*Dataset rows for apps and sites:*
------------------------------------------------

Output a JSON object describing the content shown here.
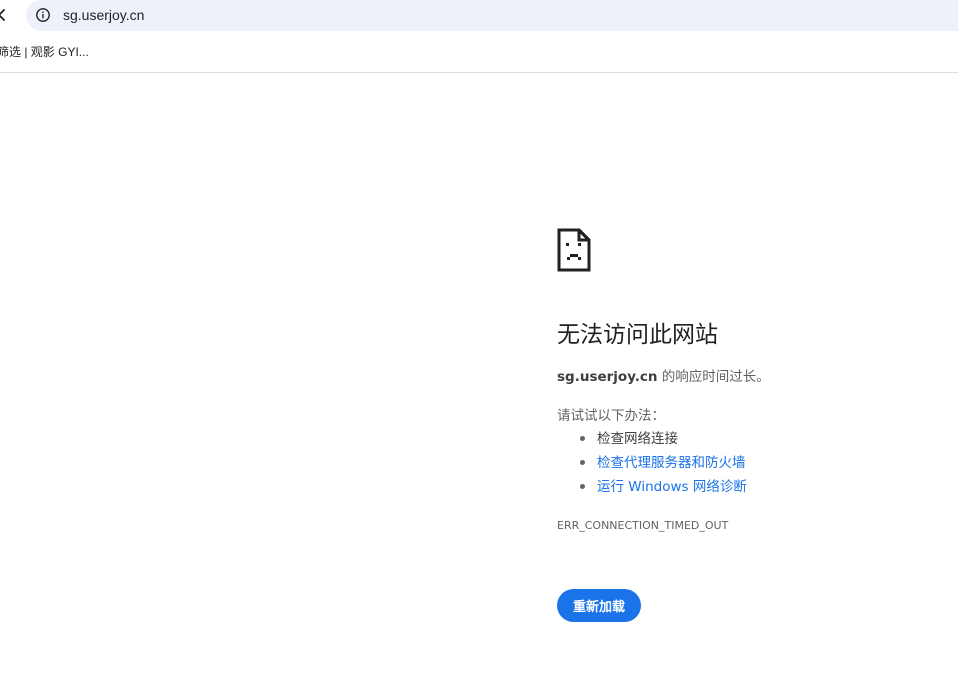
{
  "browser": {
    "url": "sg.userjoy.cn",
    "icons": {
      "back": "back-arrow-icon",
      "site_info": "info-icon"
    }
  },
  "bookmarks": [
    {
      "label": "筛选 | 观影 GYI..."
    }
  ],
  "error_page": {
    "icon": "sad-document-icon",
    "title": "无法访问此网站",
    "host": "sg.userjoy.cn",
    "description_suffix": " 的响应时间过长。",
    "try_label": "请试试以下办法：",
    "suggestions": [
      {
        "label": "检查网络连接",
        "is_link": false
      },
      {
        "label": "检查代理服务器和防火墙",
        "is_link": true
      },
      {
        "label": "运行 Windows 网络诊断",
        "is_link": true
      }
    ],
    "error_code": "ERR_CONNECTION_TIMED_OUT",
    "reload_label": "重新加载"
  },
  "colors": {
    "omnibox_bg": "#eef1f9",
    "link": "#1a73e8",
    "button_bg": "#1a73e8",
    "text_primary": "#202124",
    "text_secondary": "#5f6368"
  }
}
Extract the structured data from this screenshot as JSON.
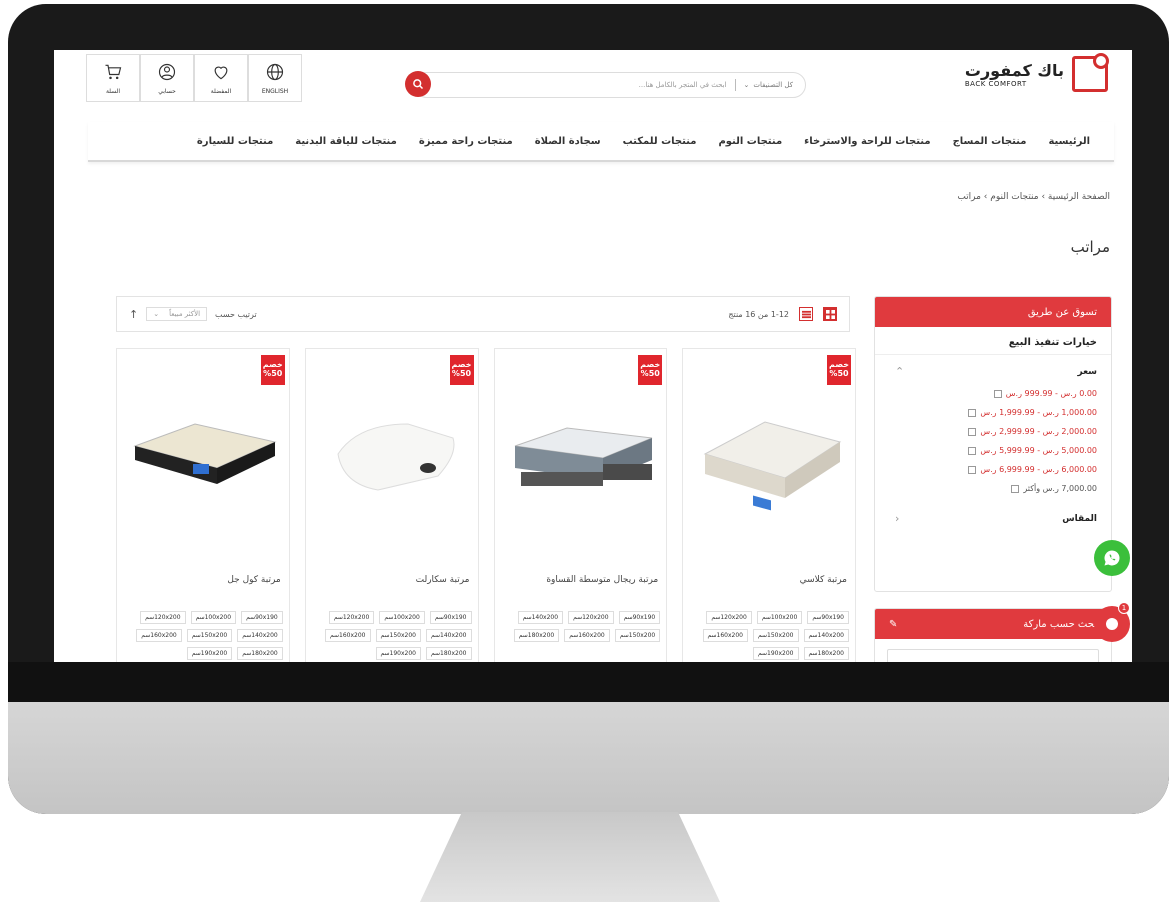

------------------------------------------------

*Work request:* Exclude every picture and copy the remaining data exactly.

*Solution to this exercise:*
Output a JSON object describing the content shown here.
{
  "browser": {
    "url": "sg.userjoy.cn",
    "icons": {
      "back": "back-arrow-icon",
      "site_info": "info-icon"
    }
  },
  "bookmarks": [
    {
      "label": "筛选 | 观影 GYI..."
    }
  ],
  "error_page": {
    "icon": "sad-document-icon",
    "title": "无法访问此网站",
    "host": "sg.userjoy.cn",
    "description_suffix": " 的响应时间过长。",
    "try_label": "请试试以下办法：",
    "suggestions": [
      {
        "label": "检查网络连接",
        "is_link": false
      },
      {
        "label": "检查代理服务器和防火墙",
        "is_link": true
      },
      {
        "label": "运行 Windows 网络诊断",
        "is_link": true
      }
    ],
    "error_code": "ERR_CONNECTION_TIMED_OUT",
    "reload_label": "重新加载"
  },
  "colors": {
    "omnibox_bg": "#eef1f9",
    "link": "#1a73e8",
    "button_bg": "#1a73e8",
    "text_primary": "#202124",
    "text_secondary": "#5f6368"
  }
}
Extract the structured data from this screenshot as JSON.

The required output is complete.